Tax Treaties

While the substantial-presence rules are generally applicable, they do not override applicable tax treaty definitions of residency. And, if the individual is a dual-resident under the tax laws of both the U.S and a tax treaty country, the taxpayer may still be able to claim benefits under an income tax treaty.  For example, many U.S. tax treaties contain residency tie-breaker provisions that may render an individual a nonresident of the U.S. even though that individual meets the substantial presence test.

Our Freeman Law interactive tax treaty map provides a link to tax treaty materials for each U.S. treaty partner:

 

Who Must File a Form 8833?

Taxpayers utilizing a treaty-based return position must disclose that position through a Form 8833.  In addition, dual-resident taxpayers must utilize a Form 8833 to make the disclosure required by Treasury Regulation section 301.7701(b)-7.

What is a Treaty-Based Return Position?

Treasury regulations specifically require a Form 8833 for the following treaty-based return positions:

 

The foregoing list is not exhaustive of every position that must be reported on a Form 8833.  Moreover, some specifically reportable positions may be excepted under the Treasury Regulations.

 

Exceptions from Form 8833 Reporting

The Treasury regulations specifically waive the filing of a Form 8833 for certain treaty-based return positions, including:

 

Dual-Resident Taxpayers

An individual who qualifies as a resident of both the United States and another country is treated as a dual-resident taxpayer.  A dual-resident taxpayer of the United States and a country that has a tax treaty with the United States will generally resolve the conflicting claims of residency under the treaty’s tie-breaker provisions.  A dual-resident claiming treaty benefits as a resident of the foreign country must file a Form 1040-NR, U.S. Nonresident Alien Income Tax Return, with Form 8833 attached.

A dual- resident taxpayer may also be eligible for U.S. competent authority assistance.

As a word of caution, it is the IRS’s position that a taxpayer who is treated as a resident of a foreign country under an income tax treaty continues to be treated as a U.S. resident for purposes other than calculating and reporting U.S. income tax—such as information-return reporting obligations, including the following forms:

IRS Form 5471, Information Return of U.S. Persons With Respect to Certain Foreign Corporations
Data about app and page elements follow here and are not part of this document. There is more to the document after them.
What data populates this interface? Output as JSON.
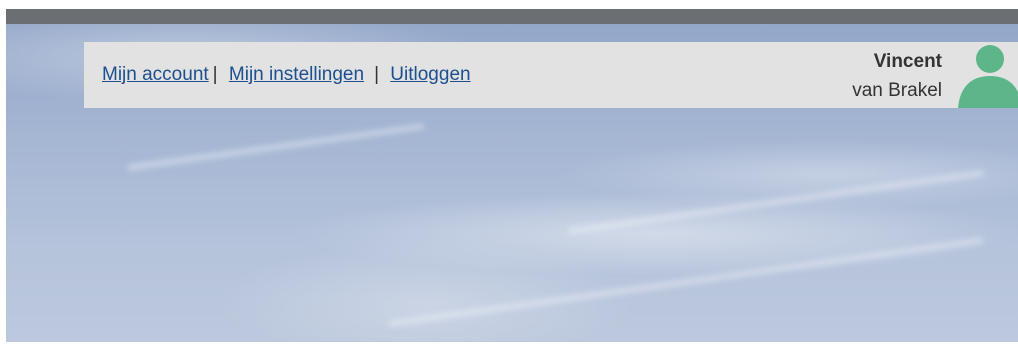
{
  "user_bar": {
    "links": [
      {
        "label": "Mijn account"
      },
      {
        "label": "Mijn instellingen"
      },
      {
        "label": "Uitloggen"
      }
    ],
    "separator": "|",
    "user": {
      "first_name": "Vincent",
      "last_name": "van Brakel",
      "avatar_icon": "user-avatar-icon",
      "avatar_color": "#5db58a"
    }
  },
  "colors": {
    "link": "#1c4f8f",
    "bar_background": "#e2e2e2",
    "top_strip": "#6b6e72"
  }
}
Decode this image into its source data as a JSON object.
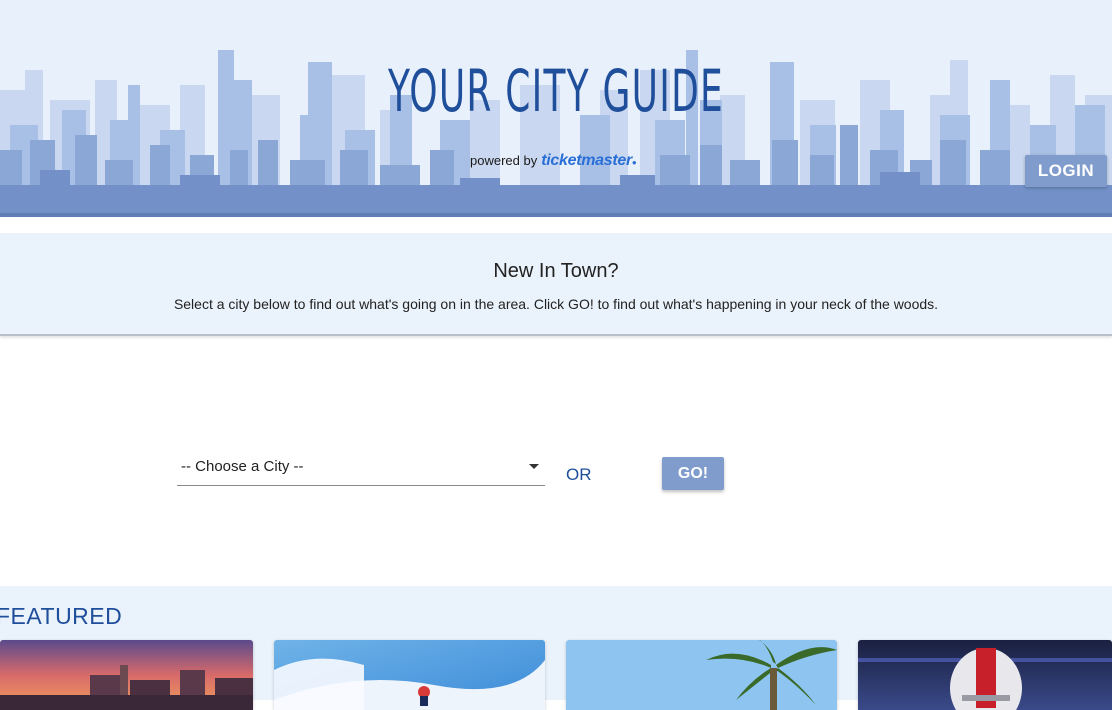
{
  "header": {
    "title": "YOUR CITY GUIDE",
    "powered_by": "powered by",
    "brand": "ticketmaster",
    "login_label": "LOGIN"
  },
  "intro": {
    "title": "New In Town?",
    "description": "Select a city below to find out what's going on in the area. Click GO! to find out what's happening in your neck of the woods."
  },
  "search": {
    "city_select_value": "-- Choose a City --",
    "or_label": "OR",
    "go_label": "GO!"
  },
  "featured": {
    "title": "FEATURED",
    "cards": [
      {
        "icon": "las-vegas-skyline-image"
      },
      {
        "icon": "snowboarder-image"
      },
      {
        "icon": "palm-tree-image"
      },
      {
        "icon": "football-player-image"
      }
    ]
  },
  "colors": {
    "accent": "#1f4e9a",
    "button": "#7f9ccd",
    "panel": "#eaf2fc",
    "header_bg": "#e8f0fb"
  }
}
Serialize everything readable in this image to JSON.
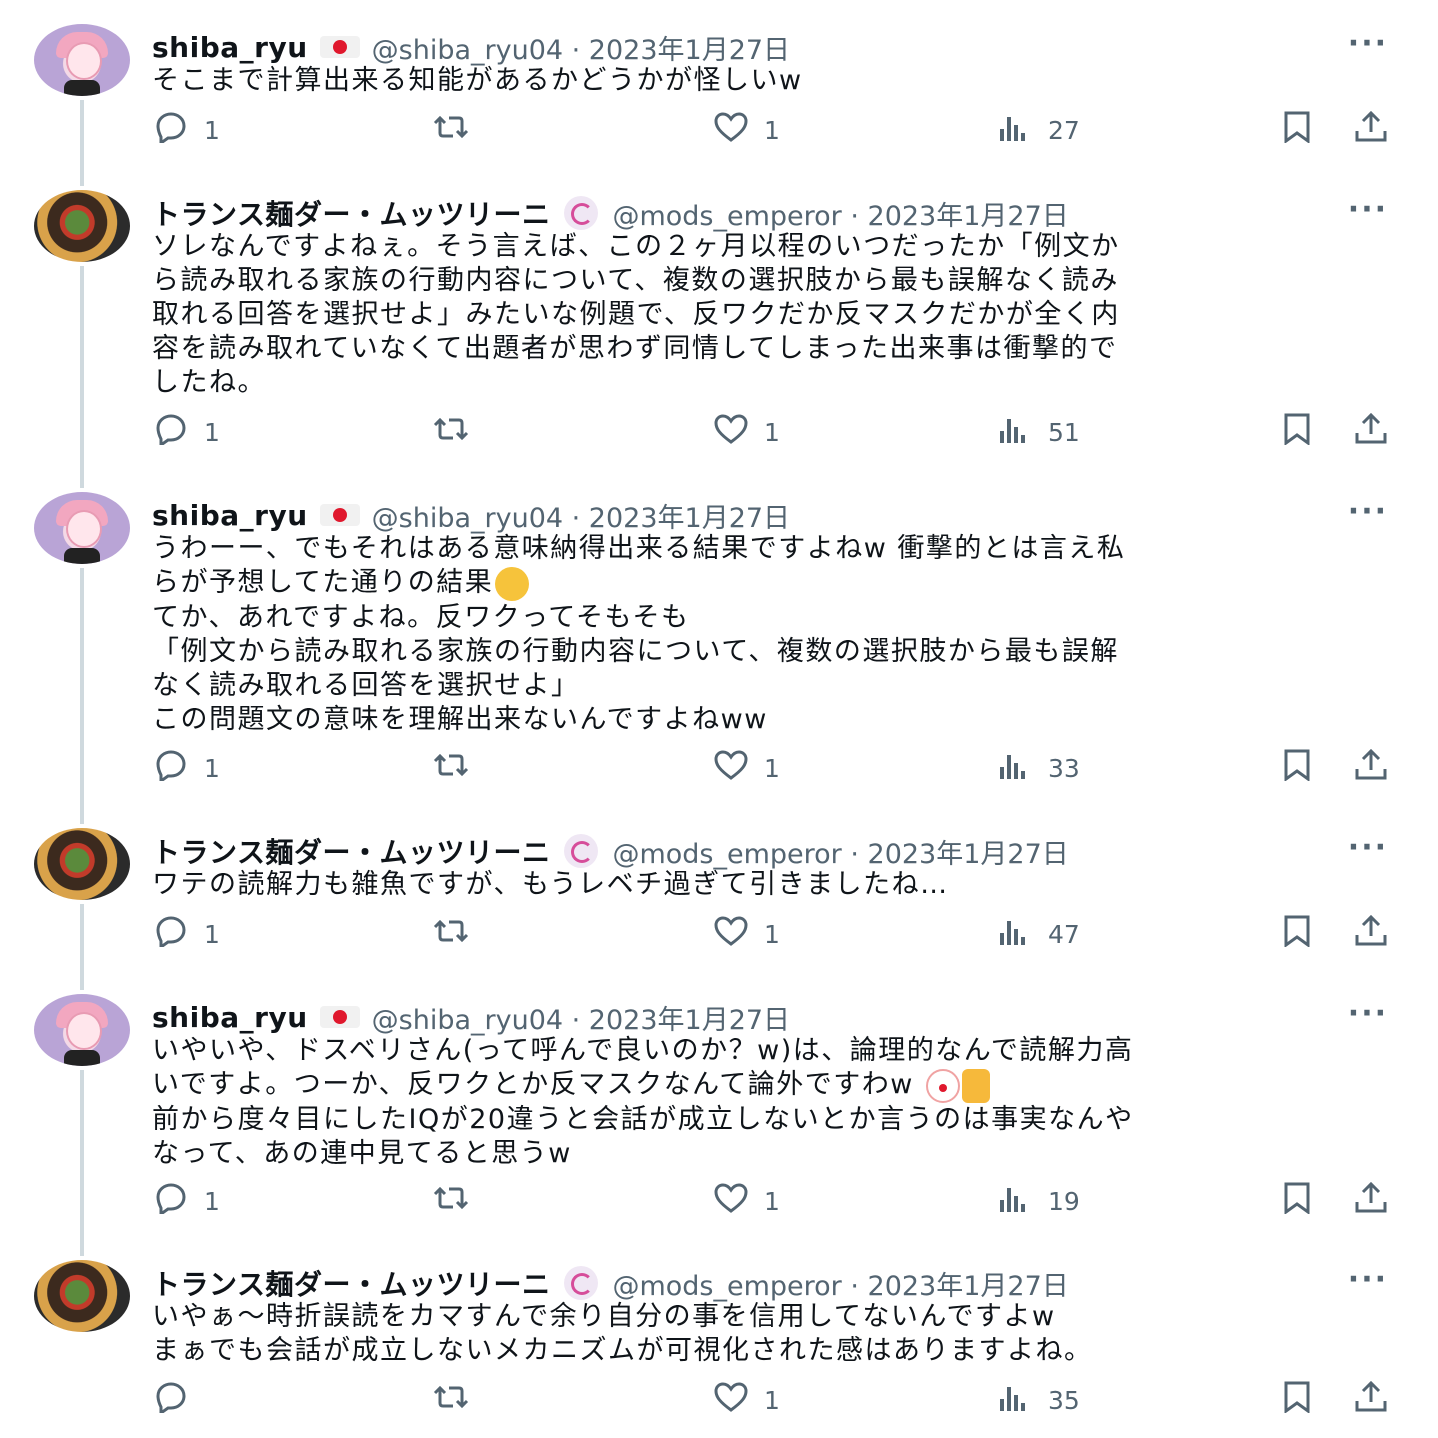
{
  "tweets": [
    {
      "name": "shiba_ryu",
      "avatar": "shiba",
      "badge": "jp-flag",
      "meta": "@shiba_ryu04 · 2023年1月27日",
      "lines": [
        "そこまで計算出来る知能があるかどうかが怪しいw"
      ],
      "replies": "1",
      "likes": "1",
      "views": "27"
    },
    {
      "name": "トランス麺ダー・ムッツリーニ",
      "avatar": "mods",
      "badge": "swirl",
      "meta": "@mods_emperor · 2023年1月27日",
      "lines": [
        "ソレなんですよねぇ。そう言えば、この２ヶ月以程のいつだったか「例文か",
        "ら読み取れる家族の行動内容について、複数の選択肢から最も誤解なく読み",
        "取れる回答を選択せよ」みたいな例題で、反ワクだか反マスクだかが全く内",
        "容を読み取れていなくて出題者が思わず同情してしまった出来事は衝撃的で",
        "したね。"
      ],
      "replies": "1",
      "likes": "1",
      "views": "51"
    },
    {
      "name": "shiba_ryu",
      "avatar": "shiba",
      "badge": "jp-flag",
      "meta": "@shiba_ryu04 · 2023年1月27日",
      "lines": [
        "うわーー、でもそれはある意味納得出来る結果ですよねw 衝撃的とは言え私",
        "らが予想してた通りの結果",
        "てか、あれですよね。反ワクってそもそも",
        "「例文から読み取れる家族の行動内容について、複数の選択肢から最も誤解",
        "なく読み取れる回答を選択せよ」",
        "この問題文の意味を理解出来ないんですよねww"
      ],
      "emoji_line": 1,
      "emojis": [
        "hand-over-mouth-emoji"
      ],
      "replies": "1",
      "likes": "1",
      "views": "33"
    },
    {
      "name": "トランス麺ダー・ムッツリーニ",
      "avatar": "mods",
      "badge": "swirl",
      "meta": "@mods_emperor · 2023年1月27日",
      "lines": [
        "ワテの読解力も雑魚ですが、もうレベチ過ぎて引きましたね…"
      ],
      "replies": "1",
      "likes": "1",
      "views": "47"
    },
    {
      "name": "shiba_ryu",
      "avatar": "shiba",
      "badge": "jp-flag",
      "meta": "@shiba_ryu04 · 2023年1月27日",
      "lines": [
        "いやいや、ドスベリさん(って呼んで良いのか？w)は、論理的なんで読解力高",
        "いですよ。つーか、反ワクとか反マスクなんて論外ですわw ",
        "前から度々目にしたIQが20違うと会話が成立しないとか言うのは事実なんや",
        "なって、あの連中見てると思うw"
      ],
      "emoji_line": 1,
      "emojis": [
        "clown-emoji",
        "thumbs-down-emoji"
      ],
      "replies": "1",
      "likes": "1",
      "views": "19"
    },
    {
      "name": "トランス麺ダー・ムッツリーニ",
      "avatar": "mods",
      "badge": "swirl",
      "meta": "@mods_emperor · 2023年1月27日",
      "lines": [
        "いやぁ～時折誤読をカマすんで余り自分の事を信用してないんですよw",
        "まぁでも会話が成立しないメカニズムが可視化された感はありますよね。"
      ],
      "replies": "",
      "likes": "1",
      "views": "35"
    }
  ],
  "more_label": "···"
}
IRS Form 3520, Reporting Transactions with Foreign Trusts and the Receipt of Foreign Gifts

Form 3520-A, Information Return of Foreign Trusts With a U.S. Owner

Form 8865, U.S. Persons and Foreign Partnerships

and certain other IRS forms.